Work item:
Look for "payments" in the records and copy every line that has it.

-- Records provided follows --

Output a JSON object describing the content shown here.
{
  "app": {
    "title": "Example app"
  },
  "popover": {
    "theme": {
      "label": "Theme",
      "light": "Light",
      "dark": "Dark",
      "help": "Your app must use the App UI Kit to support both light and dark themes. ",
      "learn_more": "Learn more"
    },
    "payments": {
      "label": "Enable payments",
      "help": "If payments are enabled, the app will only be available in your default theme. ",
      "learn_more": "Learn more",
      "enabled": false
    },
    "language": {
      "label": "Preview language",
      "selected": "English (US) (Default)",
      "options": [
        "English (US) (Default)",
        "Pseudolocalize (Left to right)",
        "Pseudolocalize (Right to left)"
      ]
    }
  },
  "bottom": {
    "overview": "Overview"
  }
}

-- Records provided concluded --

Exercise output:
    "payments": {
      "label": "Enable payments",
      "help": "If payments are enabled, the app will only be available in your default theme. ",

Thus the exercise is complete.